Aug
19
comment Is there a need to keep tests for simple (self-contained) functions?
Also that function is a great candidate for a change to Horner's form (($a*$x + $b)*$x + $c)*$x + $d which is easy to get wrong, but is often considerably faster. Just because you think it wont change doesn't mean it wont.
Jul
6
answered Is overriding Object.finalize() really bad?
Jul
2
comment Is testable code better code?
I think the example in the piece you reference misses an important aspect. I would have both the no argument GetTimeOfDay and the one argument version. have GetTimeOfDay() forward to GetTimeOfDay(now()). The no argument version is so trivial that it doesn't need a unit test, and the other version is pure and easily testable. Client code need only use the no-argument version.
May
25
awarded  Commentator
May
25
comment Is it okay to have objects that cast themselves, even if it pollutes the API of their subclasses?
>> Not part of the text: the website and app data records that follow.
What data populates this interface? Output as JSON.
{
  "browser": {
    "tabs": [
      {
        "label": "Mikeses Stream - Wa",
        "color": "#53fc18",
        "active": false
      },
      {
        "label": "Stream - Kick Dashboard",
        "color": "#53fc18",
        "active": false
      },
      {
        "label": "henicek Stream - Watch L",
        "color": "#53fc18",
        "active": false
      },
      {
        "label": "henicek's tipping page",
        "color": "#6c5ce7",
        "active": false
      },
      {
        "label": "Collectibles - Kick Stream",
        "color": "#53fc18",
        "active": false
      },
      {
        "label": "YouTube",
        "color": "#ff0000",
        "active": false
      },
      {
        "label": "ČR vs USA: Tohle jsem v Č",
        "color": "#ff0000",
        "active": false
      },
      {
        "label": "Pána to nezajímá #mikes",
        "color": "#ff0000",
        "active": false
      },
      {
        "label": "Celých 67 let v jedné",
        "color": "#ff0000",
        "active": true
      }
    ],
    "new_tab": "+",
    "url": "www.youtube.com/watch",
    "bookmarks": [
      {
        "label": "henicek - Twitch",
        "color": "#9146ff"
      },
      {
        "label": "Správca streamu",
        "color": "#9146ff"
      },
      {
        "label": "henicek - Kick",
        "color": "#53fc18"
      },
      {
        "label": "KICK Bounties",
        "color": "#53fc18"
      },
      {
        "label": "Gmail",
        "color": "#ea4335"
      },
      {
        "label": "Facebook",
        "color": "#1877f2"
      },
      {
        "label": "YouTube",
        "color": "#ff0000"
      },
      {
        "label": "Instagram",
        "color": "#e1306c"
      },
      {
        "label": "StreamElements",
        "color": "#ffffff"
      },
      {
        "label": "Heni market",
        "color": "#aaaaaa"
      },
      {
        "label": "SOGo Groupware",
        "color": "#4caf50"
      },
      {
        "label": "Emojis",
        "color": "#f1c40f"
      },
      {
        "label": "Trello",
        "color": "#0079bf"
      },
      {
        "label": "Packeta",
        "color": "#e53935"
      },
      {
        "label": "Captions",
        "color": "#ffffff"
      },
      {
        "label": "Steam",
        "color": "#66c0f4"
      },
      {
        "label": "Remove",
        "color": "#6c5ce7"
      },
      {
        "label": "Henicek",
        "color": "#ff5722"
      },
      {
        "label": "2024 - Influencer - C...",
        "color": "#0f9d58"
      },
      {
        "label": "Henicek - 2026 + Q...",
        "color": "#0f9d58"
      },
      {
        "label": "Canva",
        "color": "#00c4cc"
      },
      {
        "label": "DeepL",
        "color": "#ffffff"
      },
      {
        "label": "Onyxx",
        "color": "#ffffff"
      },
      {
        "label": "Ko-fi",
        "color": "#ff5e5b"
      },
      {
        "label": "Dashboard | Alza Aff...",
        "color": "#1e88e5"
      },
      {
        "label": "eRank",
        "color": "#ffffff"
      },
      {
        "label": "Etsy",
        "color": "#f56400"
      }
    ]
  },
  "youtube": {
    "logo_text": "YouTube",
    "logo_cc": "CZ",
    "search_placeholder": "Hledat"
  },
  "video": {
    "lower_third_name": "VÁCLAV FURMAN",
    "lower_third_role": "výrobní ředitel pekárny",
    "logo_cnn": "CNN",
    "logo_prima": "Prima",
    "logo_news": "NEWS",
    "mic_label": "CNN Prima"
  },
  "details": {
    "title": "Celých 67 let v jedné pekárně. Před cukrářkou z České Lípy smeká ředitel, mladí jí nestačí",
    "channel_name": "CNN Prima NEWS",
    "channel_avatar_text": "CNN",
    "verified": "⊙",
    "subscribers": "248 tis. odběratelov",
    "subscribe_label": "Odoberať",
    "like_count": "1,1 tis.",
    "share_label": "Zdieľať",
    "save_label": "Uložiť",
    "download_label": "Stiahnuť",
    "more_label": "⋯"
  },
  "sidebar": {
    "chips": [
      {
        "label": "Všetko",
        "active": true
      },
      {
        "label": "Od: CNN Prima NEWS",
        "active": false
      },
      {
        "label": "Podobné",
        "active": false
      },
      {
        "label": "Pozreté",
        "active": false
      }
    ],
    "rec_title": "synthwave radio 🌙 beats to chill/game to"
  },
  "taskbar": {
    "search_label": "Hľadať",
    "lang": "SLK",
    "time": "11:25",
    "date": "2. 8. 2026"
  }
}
@Sher10ck I'd not call it a God Class, it still has a well defined role, and adheres to the single responsibility principle. Having said that, the aim here was to keep the structure similar to the original code, while avoiding some of the problems of direct casting etc. Once the visitor starts to become unwieldy you need to switch to another pattern. In this case I'd likely convert the visitor to a Factory for Adaptor style objects - with each Adaptor implementing only one public function.
May
6
awarded  Good Answer
May
6
awarded  Yearling
May
6
comment Is it okay to have objects that cast themselves, even if it pollutes the API of their subclasses?
@FiveNine, if you're happy to add that complete example into the end of the answer that might help others.
May
6
comment Is it okay to have objects that cast themselves, even if it pollutes the API of their subclasses?
@FiveNine that looks good, but since your functions dont take arguments, instead of sub1 -> sub1.makeASandwich() you can just use Sub1::makeASandwich - which is even neater. (Thats not the case in the original example, so I had to stick with the long form lambda, rather than the method reference)
May
6
revised Is it okay to have objects that cast themselves, even if it pollutes the API of their subclasses?
Changed `=>` to `->`.
May
6
comment Is it okay to have objects that cast themselves, even if it pollutes the API of their subclasses?
@FiveNine - stream() is part of the new java 8 streaming protocol. The forEach(...) takes a java 8 lambda and applies it to each of the elements of the stream. BaseVisitor.forEach(...) is a function you'd need to create that takes two java 8 lambdas of different types (one taking Sub1, the other taking Sub2) and returning a single lambda that takes a Base and applies the correct lambda using the visitor patter.
May
1
comment Is it okay to have objects that cast themselves, even if it pollutes the API of their subclasses?
@Radiodef An advantage of using the visitor pattern over switching on type directly is that once you've added onSub3 to the visitor interface, you get a compile error in every location you create a new Visitor that hasn't yet been updated. In contrast switching on type will at best generate a run-time error - which can be trickier to trigger.
Apr
30
awarded  Nice Answer
Apr
30
awarded  Yearling
Apr
30
comment Is it okay to have objects that cast themselves, even if it pollutes the API of their subclasses?
@Mankarse A little syntactic sugar can make it very far from ugly - I've updated it with an example.
Apr
30
revised Is it okay to have objects that cast themselves, even if it pollutes the API of their subclasses?
added 596 characters in body
Apr
30
awarded  Editor
Apr
30
revised Is it okay to have objects that cast themselves, even if it pollutes the API of their subclasses?
added 596 characters in body
Apr
30
answered Is it okay to have objects that cast themselves, even if it pollutes the API of their subclasses?
Feb
16
answered Why is base-for-all-objects discouraged in C++